I sense shame.
“I want you to imagine something,” I tell her.
She nods and closes her eyes.
“You are standing at the foot of the cross.”
I wait a moment and then ask, “Are you facing it or turned away from it?”
“Turned away,” she whispers.
“In your hands is your guilt, your fear, your shame. You’re not running from it any more. You’re holding it, admitting it. You don’t know what part of it is real or is your responsibility—it doesn’t matter anymore. You can stop fighting.”
Her eyes are closed, but I see her swallow.
“You need to turn around. You need to face the cross.”
An expression, almost of pain, ripples across her face.
“You can do it. It’s okay.”
I give her a minute.
“Are you facing the cross?”
“What are you looking at?” I ask.
She doesn’t open her eyes. “At what I’m holding.”
“Look up, honey. Trust me. Trust Jesus. Just look up.”
I see her chin lift. Her face relaxes.
“Jesus is looking at you, isn’t he?”
“It’s not what you expected, is it?
She shakes her head.
“Sweetheart, he knows all your shame, all your fear, and he’s not shocked. He took care of all of it. Are you still holding it?”
“Drop it. Let go.”
Her hands, still cupped together on her lap, now pull apart.
“Jesus is not fixed to the cross anymore. We bring our burdens to it, but his work on it is finished. His arms are free.”
I don’t have to speak anymore. I watch as her hands lift.
And I know she is in his arms.
I tell this story with my daughter’s blessing. She wanted me to share it because we have talked about how she is not alone in her struggle with shame. We experience shame over so many different issues, but the reality of the cross sets us free. It allows us to stop our frantic and pessimistic striving, to accept our failings and know that God would/will use them for his good. We can listen to the Holy Spirit and allow ourselves and others to be on a journey rather than in a series of tests. Together, my daughter and I share this in the hope that it will help someone else today.

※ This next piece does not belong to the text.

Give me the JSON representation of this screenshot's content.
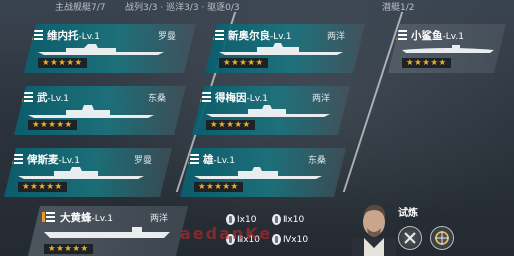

My friend, Aubrey Sampson, has written Overcomer: Breaking Down the Walls of Shame and Rebuilding Your Soul. Aubrey writes and speaks with authenticity about this battle. If you or someone in your life wrestles with shame, please consider buying her book. The link connected to Aubrey’s name above takes you to her personal website. The link connected to the book title takes you to its purchase page on Christianbook.com’s website.